In the Modern Synthesis, the ontology of species is context-dependent: species are seen as "individuals" at any instant in geological time; through time, species-lineages are class-like entities regularly transforming themselves into other, descendant species. Moreover, at any one instant in time, species are predominantly construed as reproductive communities; through time, they are seen as economic entities, bound together by the joint possession of anatomical similarities among constituent organisms. It is argued that a more complete picture sees species as spatiotemporally bounded (...) historical "individuals", hence as reproductive communities in time as well as space; that species are not economic units; and that a complete evolutionary theory must address large-scale economic units as well as large-scale informational units, visualizing particular instances of such hierarchically arranged classes as spatiotemporally bounded historical entities -- i.e., as "individuals". (shrink)
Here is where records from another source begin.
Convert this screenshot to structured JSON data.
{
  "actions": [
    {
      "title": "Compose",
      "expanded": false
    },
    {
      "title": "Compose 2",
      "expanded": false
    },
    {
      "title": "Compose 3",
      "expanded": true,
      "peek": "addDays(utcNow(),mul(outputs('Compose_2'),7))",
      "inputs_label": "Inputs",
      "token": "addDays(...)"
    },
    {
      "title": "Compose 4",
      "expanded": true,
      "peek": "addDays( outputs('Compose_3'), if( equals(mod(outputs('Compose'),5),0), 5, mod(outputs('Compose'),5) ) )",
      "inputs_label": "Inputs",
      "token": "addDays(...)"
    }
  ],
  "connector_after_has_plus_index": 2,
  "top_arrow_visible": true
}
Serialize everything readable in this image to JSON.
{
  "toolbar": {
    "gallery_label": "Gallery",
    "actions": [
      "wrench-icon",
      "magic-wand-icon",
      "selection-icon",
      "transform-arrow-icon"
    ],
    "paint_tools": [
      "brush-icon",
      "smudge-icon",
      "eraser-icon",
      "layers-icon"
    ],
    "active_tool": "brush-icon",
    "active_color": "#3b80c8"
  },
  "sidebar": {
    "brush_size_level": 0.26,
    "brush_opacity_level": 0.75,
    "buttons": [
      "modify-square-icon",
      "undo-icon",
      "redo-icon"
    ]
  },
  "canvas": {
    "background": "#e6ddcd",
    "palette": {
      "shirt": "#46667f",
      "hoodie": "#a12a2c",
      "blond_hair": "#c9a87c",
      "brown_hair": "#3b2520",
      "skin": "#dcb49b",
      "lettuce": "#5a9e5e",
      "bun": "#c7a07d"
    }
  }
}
Grene's Two Evolutionary Theories (1958), a philosophical analysis of the nature of scientific disputes, itself contributed directly to discourse in evolutionary theory. I conclude that Grene's descriptions of two rival theories of evolutionary paleontologists — those of George Gaylord Simpson, who stressed traditional Darwinian continuity, and of Otto Schindewolf, who stressed discontinuity in paleontological data — were entirely accurate. But I further argue that both Simpson, as well as Mayr and Dobzhansky, had incorporated notions of discontinuity into their earlier work, (...) but later removed, or at least de-emphasized discontinuity, in their later work. Grene's analysis, published in the year of the Darwinian centennial, was initially treated as a provocative sore point. The paper kept the issue of discontinuity alive in evolutionary theory, and directly influenced work in the 1960s and 1970s, which restored and further elaborated on the significance of discontinuity in evolutionary theory. (shrink)